Grad union supporters take cues from neighbor schools

Graduate students at five other Big Ten schools — and 30 nationwide — have already unionized.

As they seek to organize a union for more than 4,000 of their peers, graduate employees at the University of Minnesota have four decades of history and handfuls of examples to follow.
Of the 12 universities in or entering the Big Ten conference, five have labor unions for at least some of their graduate employees — adding to a total of 30 institutions nationwide, according to the Coalition of Graduate Employee Unions.
“We are certainly taking a lot of lessons from past unionization campaigns,” said Adria Fernandez, an organizer and agronomy student at the University, “both here and at other schools.”

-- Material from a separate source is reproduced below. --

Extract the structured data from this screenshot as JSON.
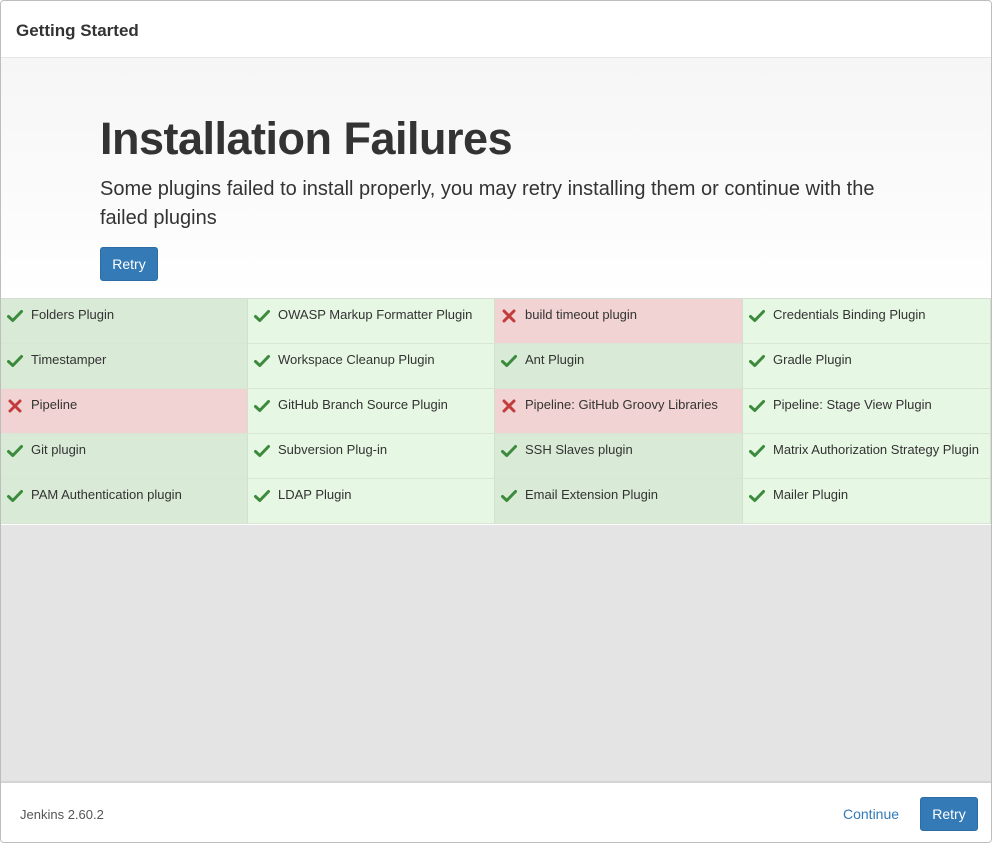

One role model lies in neighboring Wisconsin, whose flagship university in Madison was the first to have its graduate employees unionized more than 40 years ago.
Since then, the Teaching Assistants’ Association has developed a more stable relationship with the human resource employees that represent the ground level of management. Unlike the University of Minnesota, those employees are not the chief negotiators for management — Wisconsin does not have a state charter for its university, which means the union bargains directly with the state, currently led by Gov. Scott Walker.
Until a bill that would strip the state’s public employees of most bargaining rights makes its way through the courts, the union is operating under an informal contract extension, said Megan Jeffers, an HR specialist at the university.
Jeffers said the relationship between its Academic Personnel Office and the TAA can vary by the year because of the level of turnover of leadership and departing employees. But currently, she said, the two sides get along well.
“We have a very collaborative relationship,” she said. Several years prior, before she joined the department, “the relationship was a little more contentious,” she said.
Kevin Gibbons, an outgoing co-president of the TAA, said its main functions are collective bargaining, enforcement of its contract, internal and social organizing and political advocacy.
“On average we would probably meet four to five times a semester,” Gibbons said of the level of interaction members have with the union. He cited volunteer political canvassing, paying dues and regular emails to members as the most common points of contact a member has.
Gibbons said there are different levels of involvement among members.
“Some people will be heavily involved,” he said, while “others are busy and go to meetings now and again.”
Jeffers cited consistency as an advantage of working with its graduate employees as a collective.
“They have one document that governs the employment relationship that we can all go to,” she said.
On the flip side, she said, a department looking to hire another student may not be able to afford the provisions a contract requires. “[It] might hamper some flexibilities.”